- **EXERCISE**
How many lines of these entries include the string "Device"? State the number alone.

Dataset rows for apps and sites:
[Start of section]
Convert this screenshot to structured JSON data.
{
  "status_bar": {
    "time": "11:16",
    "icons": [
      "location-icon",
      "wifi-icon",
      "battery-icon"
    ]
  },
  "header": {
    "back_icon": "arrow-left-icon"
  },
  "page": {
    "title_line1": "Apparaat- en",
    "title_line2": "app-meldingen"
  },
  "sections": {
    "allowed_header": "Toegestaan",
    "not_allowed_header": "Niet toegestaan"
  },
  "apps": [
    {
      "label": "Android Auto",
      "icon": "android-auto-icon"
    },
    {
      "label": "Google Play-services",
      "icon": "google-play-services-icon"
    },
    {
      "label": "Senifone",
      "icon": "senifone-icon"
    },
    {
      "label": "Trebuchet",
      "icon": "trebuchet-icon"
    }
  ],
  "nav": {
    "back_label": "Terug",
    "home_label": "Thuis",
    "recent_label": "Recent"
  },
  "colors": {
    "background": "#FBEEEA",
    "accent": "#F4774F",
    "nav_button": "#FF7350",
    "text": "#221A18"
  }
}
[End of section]
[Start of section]
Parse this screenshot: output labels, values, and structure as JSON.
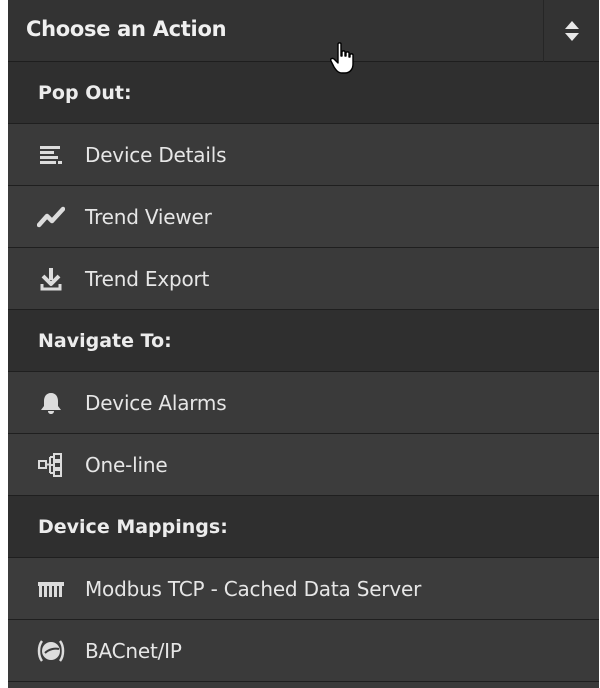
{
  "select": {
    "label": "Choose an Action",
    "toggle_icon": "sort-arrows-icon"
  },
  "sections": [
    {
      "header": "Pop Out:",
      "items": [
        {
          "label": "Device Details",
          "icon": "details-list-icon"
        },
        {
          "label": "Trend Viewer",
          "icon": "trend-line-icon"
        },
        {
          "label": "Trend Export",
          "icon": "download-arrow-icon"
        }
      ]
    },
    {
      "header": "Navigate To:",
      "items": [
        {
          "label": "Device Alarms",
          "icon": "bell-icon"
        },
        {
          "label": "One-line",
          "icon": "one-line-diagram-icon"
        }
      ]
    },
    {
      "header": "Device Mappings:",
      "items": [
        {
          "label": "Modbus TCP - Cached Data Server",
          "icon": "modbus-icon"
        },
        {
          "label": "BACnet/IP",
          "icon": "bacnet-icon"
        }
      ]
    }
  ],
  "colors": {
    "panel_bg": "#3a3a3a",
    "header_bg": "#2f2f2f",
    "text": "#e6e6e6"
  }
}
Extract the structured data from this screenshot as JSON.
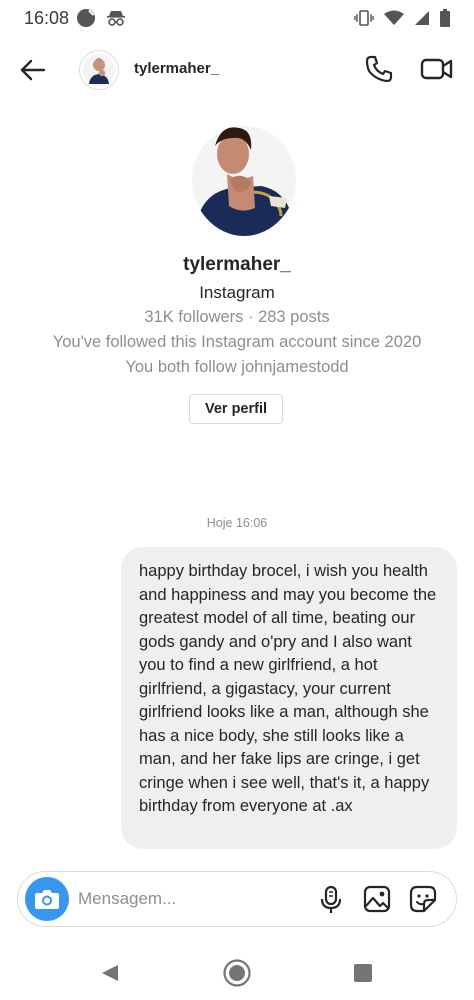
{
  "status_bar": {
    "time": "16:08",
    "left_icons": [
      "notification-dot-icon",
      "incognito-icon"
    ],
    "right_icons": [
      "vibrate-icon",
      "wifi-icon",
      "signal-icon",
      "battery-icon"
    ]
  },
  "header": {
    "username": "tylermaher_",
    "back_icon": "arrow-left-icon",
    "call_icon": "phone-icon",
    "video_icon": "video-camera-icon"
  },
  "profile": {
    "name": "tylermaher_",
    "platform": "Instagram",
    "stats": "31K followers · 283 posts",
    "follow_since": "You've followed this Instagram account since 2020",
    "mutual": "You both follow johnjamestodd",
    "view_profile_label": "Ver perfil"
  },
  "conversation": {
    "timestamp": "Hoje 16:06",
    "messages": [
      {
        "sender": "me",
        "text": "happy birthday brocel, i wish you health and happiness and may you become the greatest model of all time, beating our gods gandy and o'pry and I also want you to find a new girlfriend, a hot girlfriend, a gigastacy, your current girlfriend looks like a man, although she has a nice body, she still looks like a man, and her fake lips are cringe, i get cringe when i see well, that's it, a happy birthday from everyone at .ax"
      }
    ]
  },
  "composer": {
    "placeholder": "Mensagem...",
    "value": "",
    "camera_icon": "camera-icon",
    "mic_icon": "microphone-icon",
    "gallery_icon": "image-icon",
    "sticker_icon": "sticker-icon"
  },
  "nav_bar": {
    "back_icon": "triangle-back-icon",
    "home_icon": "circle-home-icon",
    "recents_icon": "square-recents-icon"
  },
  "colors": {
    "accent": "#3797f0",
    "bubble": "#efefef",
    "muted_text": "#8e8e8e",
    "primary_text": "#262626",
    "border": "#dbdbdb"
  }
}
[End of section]
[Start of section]
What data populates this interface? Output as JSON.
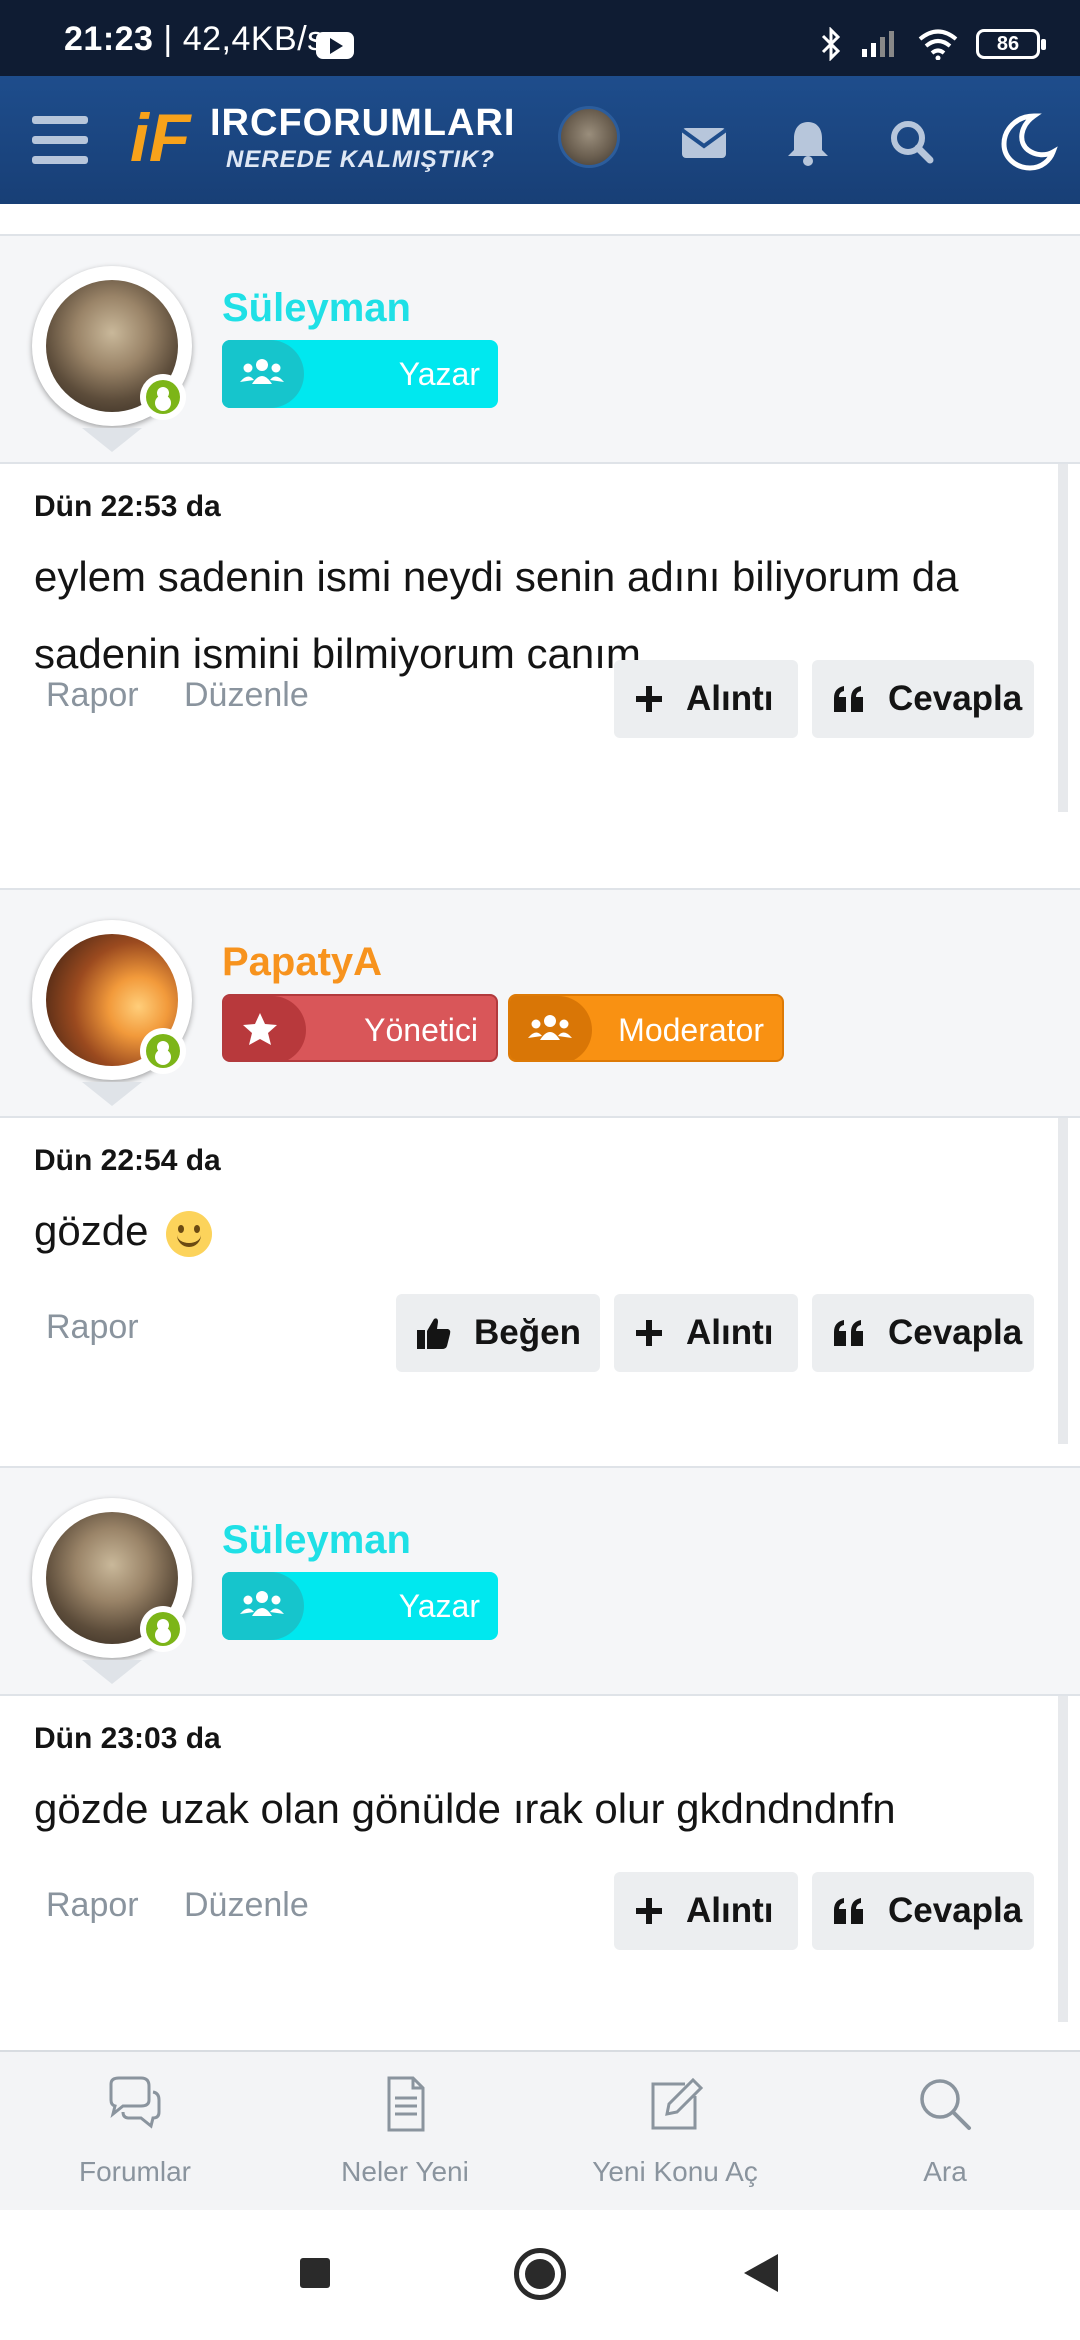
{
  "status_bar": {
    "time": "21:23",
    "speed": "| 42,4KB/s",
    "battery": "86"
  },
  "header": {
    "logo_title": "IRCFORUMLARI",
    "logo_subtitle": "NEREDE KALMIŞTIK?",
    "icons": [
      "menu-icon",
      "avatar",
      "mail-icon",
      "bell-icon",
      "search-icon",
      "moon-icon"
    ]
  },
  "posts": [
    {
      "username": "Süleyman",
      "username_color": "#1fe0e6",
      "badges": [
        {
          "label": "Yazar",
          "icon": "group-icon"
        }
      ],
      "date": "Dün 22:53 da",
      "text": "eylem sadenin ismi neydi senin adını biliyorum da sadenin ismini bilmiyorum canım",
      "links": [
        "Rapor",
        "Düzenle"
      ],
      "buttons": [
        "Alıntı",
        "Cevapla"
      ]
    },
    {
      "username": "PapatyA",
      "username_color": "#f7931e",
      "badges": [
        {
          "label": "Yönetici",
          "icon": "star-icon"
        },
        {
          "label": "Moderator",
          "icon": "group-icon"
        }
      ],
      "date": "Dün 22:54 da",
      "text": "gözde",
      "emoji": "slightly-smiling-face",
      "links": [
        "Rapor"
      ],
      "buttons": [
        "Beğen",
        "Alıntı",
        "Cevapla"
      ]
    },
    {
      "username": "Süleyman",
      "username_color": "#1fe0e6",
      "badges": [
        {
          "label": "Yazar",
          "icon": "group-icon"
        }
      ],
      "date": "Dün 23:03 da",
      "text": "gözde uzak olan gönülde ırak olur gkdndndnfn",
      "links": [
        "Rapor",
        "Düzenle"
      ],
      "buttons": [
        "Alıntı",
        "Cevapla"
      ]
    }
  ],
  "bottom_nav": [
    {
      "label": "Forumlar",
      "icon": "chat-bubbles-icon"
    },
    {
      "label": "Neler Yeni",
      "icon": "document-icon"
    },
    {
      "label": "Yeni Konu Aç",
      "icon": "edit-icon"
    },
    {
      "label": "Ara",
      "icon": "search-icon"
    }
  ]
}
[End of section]
- **EXERCISE OUTPUT**
3